» **Saved data entries**
=-=-=-=-=

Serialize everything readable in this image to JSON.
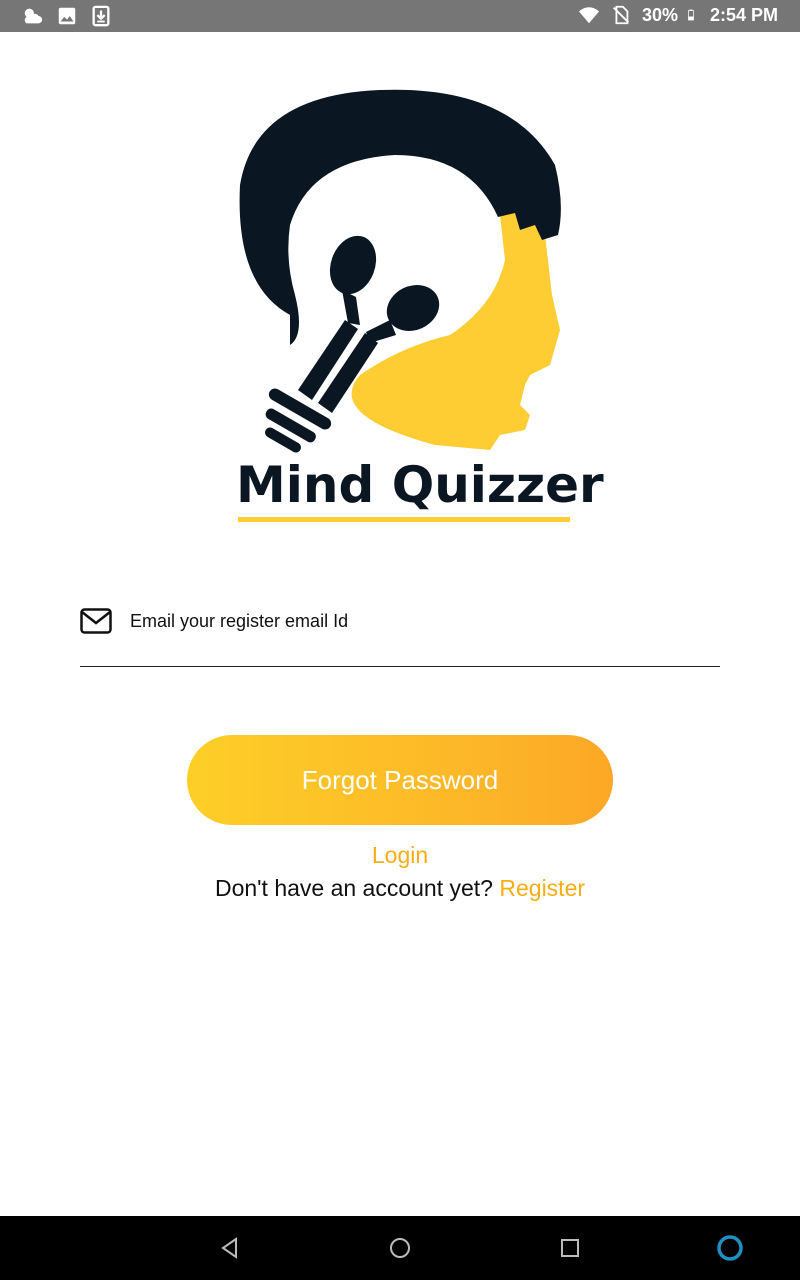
{
  "status_bar": {
    "battery_text": "30%",
    "time": "2:54 PM",
    "icons": [
      "weather-icon",
      "image-icon",
      "download-icon",
      "wifi-icon",
      "no-sim-icon",
      "battery-icon"
    ]
  },
  "logo": {
    "app_name": "Mind Quizzer",
    "brand_dark": "#0b1623",
    "brand_yellow": "#fdcd33"
  },
  "email_field": {
    "placeholder": "Email your register email Id",
    "value": ""
  },
  "forgot_button": {
    "label": "Forgot Password"
  },
  "login_link": {
    "label": "Login"
  },
  "register": {
    "prompt": "Don't have an account yet?",
    "link": "Register"
  },
  "colors": {
    "accent": "#f9ad14",
    "button_gradient_start": "#fdcf27",
    "button_gradient_end": "#fca826",
    "status_bar": "#767676"
  },
  "nav_bar": {
    "icons": [
      "back-icon",
      "home-icon",
      "recents-icon",
      "assistant-icon"
    ]
  }
}
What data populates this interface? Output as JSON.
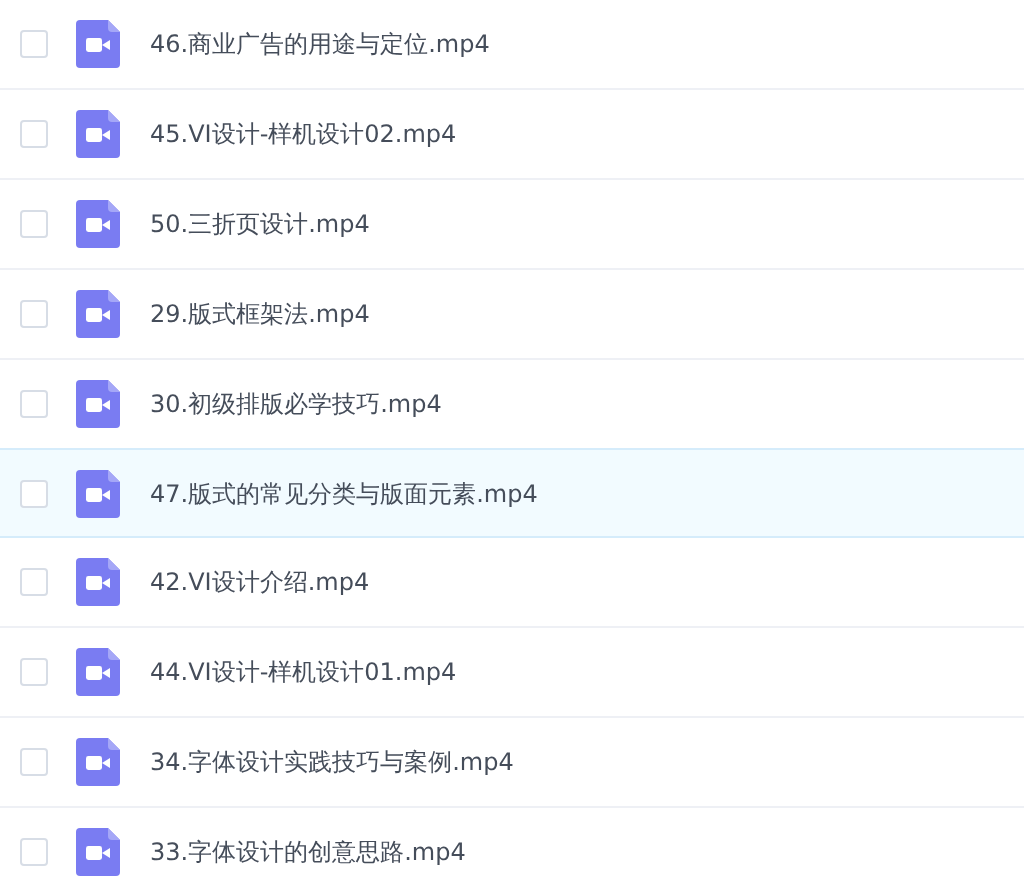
{
  "files": [
    {
      "name": "46.商业广告的用途与定位.mp4",
      "checked": false,
      "selected": false
    },
    {
      "name": "45.VI设计-样机设计02.mp4",
      "checked": false,
      "selected": false
    },
    {
      "name": "50.三折页设计.mp4",
      "checked": false,
      "selected": false
    },
    {
      "name": "29.版式框架法.mp4",
      "checked": false,
      "selected": false
    },
    {
      "name": "30.初级排版必学技巧.mp4",
      "checked": false,
      "selected": false
    },
    {
      "name": "47.版式的常见分类与版面元素.mp4",
      "checked": false,
      "selected": true
    },
    {
      "name": "42.VI设计介绍.mp4",
      "checked": false,
      "selected": false
    },
    {
      "name": "44.VI设计-样机设计01.mp4",
      "checked": false,
      "selected": false
    },
    {
      "name": "34.字体设计实践技巧与案例.mp4",
      "checked": false,
      "selected": false
    },
    {
      "name": "33.字体设计的创意思路.mp4",
      "checked": false,
      "selected": false
    }
  ]
}
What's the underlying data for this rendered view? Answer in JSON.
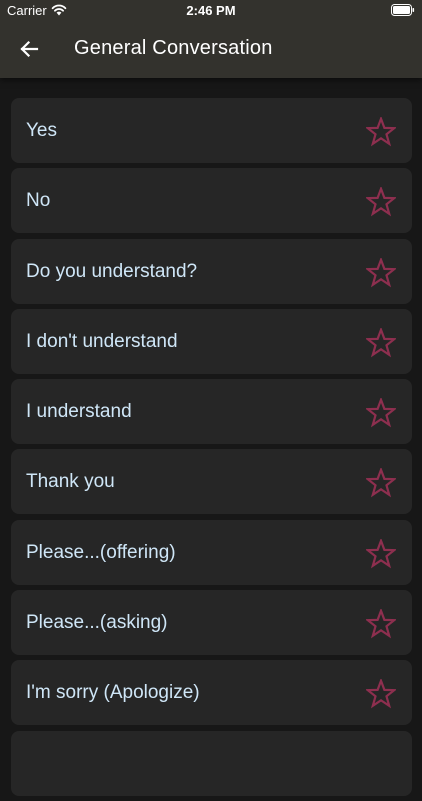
{
  "status_bar": {
    "carrier": "Carrier",
    "time": "2:46 PM",
    "icons": [
      "wifi-icon",
      "battery-icon"
    ]
  },
  "header": {
    "title": "General Conversation",
    "back_icon": "back-arrow-icon"
  },
  "colors": {
    "header_bg": "#33322d",
    "page_bg": "#171717",
    "card_bg": "#262626",
    "text": "#cfe6f7",
    "star_outline": "#8e2f4f"
  },
  "phrases": [
    {
      "label": "Yes"
    },
    {
      "label": "No"
    },
    {
      "label": "Do you understand?"
    },
    {
      "label": "I don't understand"
    },
    {
      "label": "I understand"
    },
    {
      "label": "Thank you"
    },
    {
      "label": "Please...(offering)"
    },
    {
      "label": "Please...(asking)"
    },
    {
      "label": "I'm sorry (Apologize)"
    },
    {
      "label": ""
    }
  ]
}
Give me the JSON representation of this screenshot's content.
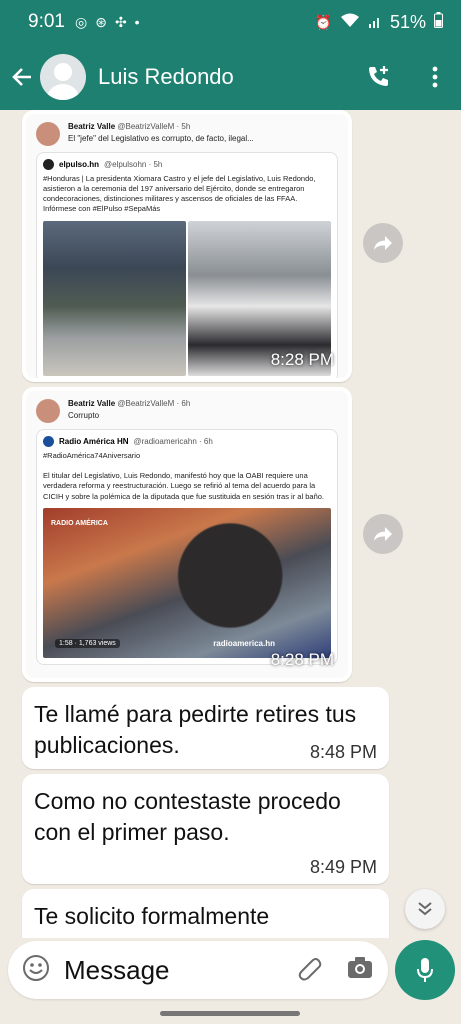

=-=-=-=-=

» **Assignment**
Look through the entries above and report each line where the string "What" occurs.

» **Finished exercise**
What data populates this interface? Output as JSON.
What's the underlying data for this rendered view? Answer in JSON.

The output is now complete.